--- Extracted information Enclosed Below ---

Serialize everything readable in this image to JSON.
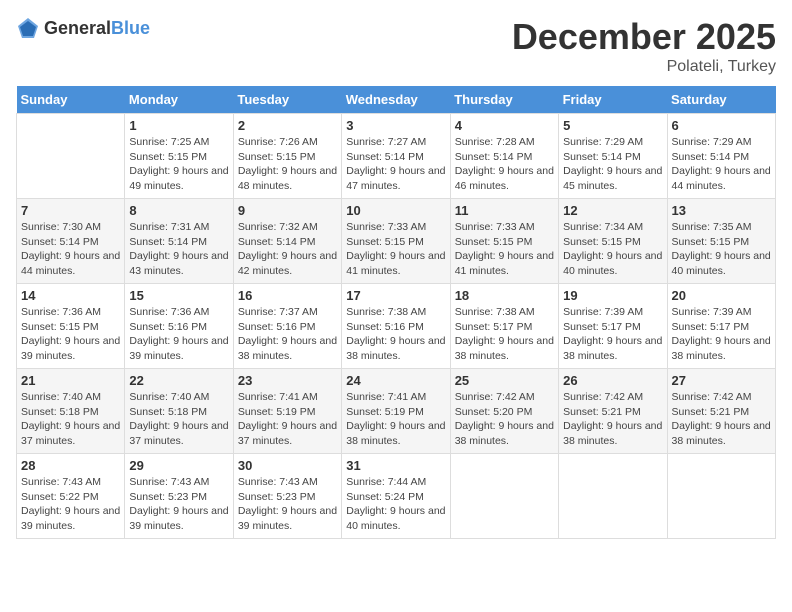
{
  "logo": {
    "text_general": "General",
    "text_blue": "Blue"
  },
  "header": {
    "month": "December 2025",
    "location": "Polateli, Turkey"
  },
  "weekdays": [
    "Sunday",
    "Monday",
    "Tuesday",
    "Wednesday",
    "Thursday",
    "Friday",
    "Saturday"
  ],
  "weeks": [
    [
      {
        "day": "",
        "sunrise": "",
        "sunset": "",
        "daylight": ""
      },
      {
        "day": "1",
        "sunrise": "Sunrise: 7:25 AM",
        "sunset": "Sunset: 5:15 PM",
        "daylight": "Daylight: 9 hours and 49 minutes."
      },
      {
        "day": "2",
        "sunrise": "Sunrise: 7:26 AM",
        "sunset": "Sunset: 5:15 PM",
        "daylight": "Daylight: 9 hours and 48 minutes."
      },
      {
        "day": "3",
        "sunrise": "Sunrise: 7:27 AM",
        "sunset": "Sunset: 5:14 PM",
        "daylight": "Daylight: 9 hours and 47 minutes."
      },
      {
        "day": "4",
        "sunrise": "Sunrise: 7:28 AM",
        "sunset": "Sunset: 5:14 PM",
        "daylight": "Daylight: 9 hours and 46 minutes."
      },
      {
        "day": "5",
        "sunrise": "Sunrise: 7:29 AM",
        "sunset": "Sunset: 5:14 PM",
        "daylight": "Daylight: 9 hours and 45 minutes."
      },
      {
        "day": "6",
        "sunrise": "Sunrise: 7:29 AM",
        "sunset": "Sunset: 5:14 PM",
        "daylight": "Daylight: 9 hours and 44 minutes."
      }
    ],
    [
      {
        "day": "7",
        "sunrise": "Sunrise: 7:30 AM",
        "sunset": "Sunset: 5:14 PM",
        "daylight": "Daylight: 9 hours and 44 minutes."
      },
      {
        "day": "8",
        "sunrise": "Sunrise: 7:31 AM",
        "sunset": "Sunset: 5:14 PM",
        "daylight": "Daylight: 9 hours and 43 minutes."
      },
      {
        "day": "9",
        "sunrise": "Sunrise: 7:32 AM",
        "sunset": "Sunset: 5:14 PM",
        "daylight": "Daylight: 9 hours and 42 minutes."
      },
      {
        "day": "10",
        "sunrise": "Sunrise: 7:33 AM",
        "sunset": "Sunset: 5:15 PM",
        "daylight": "Daylight: 9 hours and 41 minutes."
      },
      {
        "day": "11",
        "sunrise": "Sunrise: 7:33 AM",
        "sunset": "Sunset: 5:15 PM",
        "daylight": "Daylight: 9 hours and 41 minutes."
      },
      {
        "day": "12",
        "sunrise": "Sunrise: 7:34 AM",
        "sunset": "Sunset: 5:15 PM",
        "daylight": "Daylight: 9 hours and 40 minutes."
      },
      {
        "day": "13",
        "sunrise": "Sunrise: 7:35 AM",
        "sunset": "Sunset: 5:15 PM",
        "daylight": "Daylight: 9 hours and 40 minutes."
      }
    ],
    [
      {
        "day": "14",
        "sunrise": "Sunrise: 7:36 AM",
        "sunset": "Sunset: 5:15 PM",
        "daylight": "Daylight: 9 hours and 39 minutes."
      },
      {
        "day": "15",
        "sunrise": "Sunrise: 7:36 AM",
        "sunset": "Sunset: 5:16 PM",
        "daylight": "Daylight: 9 hours and 39 minutes."
      },
      {
        "day": "16",
        "sunrise": "Sunrise: 7:37 AM",
        "sunset": "Sunset: 5:16 PM",
        "daylight": "Daylight: 9 hours and 38 minutes."
      },
      {
        "day": "17",
        "sunrise": "Sunrise: 7:38 AM",
        "sunset": "Sunset: 5:16 PM",
        "daylight": "Daylight: 9 hours and 38 minutes."
      },
      {
        "day": "18",
        "sunrise": "Sunrise: 7:38 AM",
        "sunset": "Sunset: 5:17 PM",
        "daylight": "Daylight: 9 hours and 38 minutes."
      },
      {
        "day": "19",
        "sunrise": "Sunrise: 7:39 AM",
        "sunset": "Sunset: 5:17 PM",
        "daylight": "Daylight: 9 hours and 38 minutes."
      },
      {
        "day": "20",
        "sunrise": "Sunrise: 7:39 AM",
        "sunset": "Sunset: 5:17 PM",
        "daylight": "Daylight: 9 hours and 38 minutes."
      }
    ],
    [
      {
        "day": "21",
        "sunrise": "Sunrise: 7:40 AM",
        "sunset": "Sunset: 5:18 PM",
        "daylight": "Daylight: 9 hours and 37 minutes."
      },
      {
        "day": "22",
        "sunrise": "Sunrise: 7:40 AM",
        "sunset": "Sunset: 5:18 PM",
        "daylight": "Daylight: 9 hours and 37 minutes."
      },
      {
        "day": "23",
        "sunrise": "Sunrise: 7:41 AM",
        "sunset": "Sunset: 5:19 PM",
        "daylight": "Daylight: 9 hours and 37 minutes."
      },
      {
        "day": "24",
        "sunrise": "Sunrise: 7:41 AM",
        "sunset": "Sunset: 5:19 PM",
        "daylight": "Daylight: 9 hours and 38 minutes."
      },
      {
        "day": "25",
        "sunrise": "Sunrise: 7:42 AM",
        "sunset": "Sunset: 5:20 PM",
        "daylight": "Daylight: 9 hours and 38 minutes."
      },
      {
        "day": "26",
        "sunrise": "Sunrise: 7:42 AM",
        "sunset": "Sunset: 5:21 PM",
        "daylight": "Daylight: 9 hours and 38 minutes."
      },
      {
        "day": "27",
        "sunrise": "Sunrise: 7:42 AM",
        "sunset": "Sunset: 5:21 PM",
        "daylight": "Daylight: 9 hours and 38 minutes."
      }
    ],
    [
      {
        "day": "28",
        "sunrise": "Sunrise: 7:43 AM",
        "sunset": "Sunset: 5:22 PM",
        "daylight": "Daylight: 9 hours and 39 minutes."
      },
      {
        "day": "29",
        "sunrise": "Sunrise: 7:43 AM",
        "sunset": "Sunset: 5:23 PM",
        "daylight": "Daylight: 9 hours and 39 minutes."
      },
      {
        "day": "30",
        "sunrise": "Sunrise: 7:43 AM",
        "sunset": "Sunset: 5:23 PM",
        "daylight": "Daylight: 9 hours and 39 minutes."
      },
      {
        "day": "31",
        "sunrise": "Sunrise: 7:44 AM",
        "sunset": "Sunset: 5:24 PM",
        "daylight": "Daylight: 9 hours and 40 minutes."
      },
      {
        "day": "",
        "sunrise": "",
        "sunset": "",
        "daylight": ""
      },
      {
        "day": "",
        "sunrise": "",
        "sunset": "",
        "daylight": ""
      },
      {
        "day": "",
        "sunrise": "",
        "sunset": "",
        "daylight": ""
      }
    ]
  ]
}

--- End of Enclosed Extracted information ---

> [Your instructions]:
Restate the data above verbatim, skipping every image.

> [Completed task]:
Serialize everything readable in this image to JSON.
{
  "logo": {
    "text_general": "General",
    "text_blue": "Blue"
  },
  "header": {
    "month": "December 2025",
    "location": "Polateli, Turkey"
  },
  "weekdays": [
    "Sunday",
    "Monday",
    "Tuesday",
    "Wednesday",
    "Thursday",
    "Friday",
    "Saturday"
  ],
  "weeks": [
    [
      {
        "day": "",
        "sunrise": "",
        "sunset": "",
        "daylight": ""
      },
      {
        "day": "1",
        "sunrise": "Sunrise: 7:25 AM",
        "sunset": "Sunset: 5:15 PM",
        "daylight": "Daylight: 9 hours and 49 minutes."
      },
      {
        "day": "2",
        "sunrise": "Sunrise: 7:26 AM",
        "sunset": "Sunset: 5:15 PM",
        "daylight": "Daylight: 9 hours and 48 minutes."
      },
      {
        "day": "3",
        "sunrise": "Sunrise: 7:27 AM",
        "sunset": "Sunset: 5:14 PM",
        "daylight": "Daylight: 9 hours and 47 minutes."
      },
      {
        "day": "4",
        "sunrise": "Sunrise: 7:28 AM",
        "sunset": "Sunset: 5:14 PM",
        "daylight": "Daylight: 9 hours and 46 minutes."
      },
      {
        "day": "5",
        "sunrise": "Sunrise: 7:29 AM",
        "sunset": "Sunset: 5:14 PM",
        "daylight": "Daylight: 9 hours and 45 minutes."
      },
      {
        "day": "6",
        "sunrise": "Sunrise: 7:29 AM",
        "sunset": "Sunset: 5:14 PM",
        "daylight": "Daylight: 9 hours and 44 minutes."
      }
    ],
    [
      {
        "day": "7",
        "sunrise": "Sunrise: 7:30 AM",
        "sunset": "Sunset: 5:14 PM",
        "daylight": "Daylight: 9 hours and 44 minutes."
      },
      {
        "day": "8",
        "sunrise": "Sunrise: 7:31 AM",
        "sunset": "Sunset: 5:14 PM",
        "daylight": "Daylight: 9 hours and 43 minutes."
      },
      {
        "day": "9",
        "sunrise": "Sunrise: 7:32 AM",
        "sunset": "Sunset: 5:14 PM",
        "daylight": "Daylight: 9 hours and 42 minutes."
      },
      {
        "day": "10",
        "sunrise": "Sunrise: 7:33 AM",
        "sunset": "Sunset: 5:15 PM",
        "daylight": "Daylight: 9 hours and 41 minutes."
      },
      {
        "day": "11",
        "sunrise": "Sunrise: 7:33 AM",
        "sunset": "Sunset: 5:15 PM",
        "daylight": "Daylight: 9 hours and 41 minutes."
      },
      {
        "day": "12",
        "sunrise": "Sunrise: 7:34 AM",
        "sunset": "Sunset: 5:15 PM",
        "daylight": "Daylight: 9 hours and 40 minutes."
      },
      {
        "day": "13",
        "sunrise": "Sunrise: 7:35 AM",
        "sunset": "Sunset: 5:15 PM",
        "daylight": "Daylight: 9 hours and 40 minutes."
      }
    ],
    [
      {
        "day": "14",
        "sunrise": "Sunrise: 7:36 AM",
        "sunset": "Sunset: 5:15 PM",
        "daylight": "Daylight: 9 hours and 39 minutes."
      },
      {
        "day": "15",
        "sunrise": "Sunrise: 7:36 AM",
        "sunset": "Sunset: 5:16 PM",
        "daylight": "Daylight: 9 hours and 39 minutes."
      },
      {
        "day": "16",
        "sunrise": "Sunrise: 7:37 AM",
        "sunset": "Sunset: 5:16 PM",
        "daylight": "Daylight: 9 hours and 38 minutes."
      },
      {
        "day": "17",
        "sunrise": "Sunrise: 7:38 AM",
        "sunset": "Sunset: 5:16 PM",
        "daylight": "Daylight: 9 hours and 38 minutes."
      },
      {
        "day": "18",
        "sunrise": "Sunrise: 7:38 AM",
        "sunset": "Sunset: 5:17 PM",
        "daylight": "Daylight: 9 hours and 38 minutes."
      },
      {
        "day": "19",
        "sunrise": "Sunrise: 7:39 AM",
        "sunset": "Sunset: 5:17 PM",
        "daylight": "Daylight: 9 hours and 38 minutes."
      },
      {
        "day": "20",
        "sunrise": "Sunrise: 7:39 AM",
        "sunset": "Sunset: 5:17 PM",
        "daylight": "Daylight: 9 hours and 38 minutes."
      }
    ],
    [
      {
        "day": "21",
        "sunrise": "Sunrise: 7:40 AM",
        "sunset": "Sunset: 5:18 PM",
        "daylight": "Daylight: 9 hours and 37 minutes."
      },
      {
        "day": "22",
        "sunrise": "Sunrise: 7:40 AM",
        "sunset": "Sunset: 5:18 PM",
        "daylight": "Daylight: 9 hours and 37 minutes."
      },
      {
        "day": "23",
        "sunrise": "Sunrise: 7:41 AM",
        "sunset": "Sunset: 5:19 PM",
        "daylight": "Daylight: 9 hours and 37 minutes."
      },
      {
        "day": "24",
        "sunrise": "Sunrise: 7:41 AM",
        "sunset": "Sunset: 5:19 PM",
        "daylight": "Daylight: 9 hours and 38 minutes."
      },
      {
        "day": "25",
        "sunrise": "Sunrise: 7:42 AM",
        "sunset": "Sunset: 5:20 PM",
        "daylight": "Daylight: 9 hours and 38 minutes."
      },
      {
        "day": "26",
        "sunrise": "Sunrise: 7:42 AM",
        "sunset": "Sunset: 5:21 PM",
        "daylight": "Daylight: 9 hours and 38 minutes."
      },
      {
        "day": "27",
        "sunrise": "Sunrise: 7:42 AM",
        "sunset": "Sunset: 5:21 PM",
        "daylight": "Daylight: 9 hours and 38 minutes."
      }
    ],
    [
      {
        "day": "28",
        "sunrise": "Sunrise: 7:43 AM",
        "sunset": "Sunset: 5:22 PM",
        "daylight": "Daylight: 9 hours and 39 minutes."
      },
      {
        "day": "29",
        "sunrise": "Sunrise: 7:43 AM",
        "sunset": "Sunset: 5:23 PM",
        "daylight": "Daylight: 9 hours and 39 minutes."
      },
      {
        "day": "30",
        "sunrise": "Sunrise: 7:43 AM",
        "sunset": "Sunset: 5:23 PM",
        "daylight": "Daylight: 9 hours and 39 minutes."
      },
      {
        "day": "31",
        "sunrise": "Sunrise: 7:44 AM",
        "sunset": "Sunset: 5:24 PM",
        "daylight": "Daylight: 9 hours and 40 minutes."
      },
      {
        "day": "",
        "sunrise": "",
        "sunset": "",
        "daylight": ""
      },
      {
        "day": "",
        "sunrise": "",
        "sunset": "",
        "daylight": ""
      },
      {
        "day": "",
        "sunrise": "",
        "sunset": "",
        "daylight": ""
      }
    ]
  ]
}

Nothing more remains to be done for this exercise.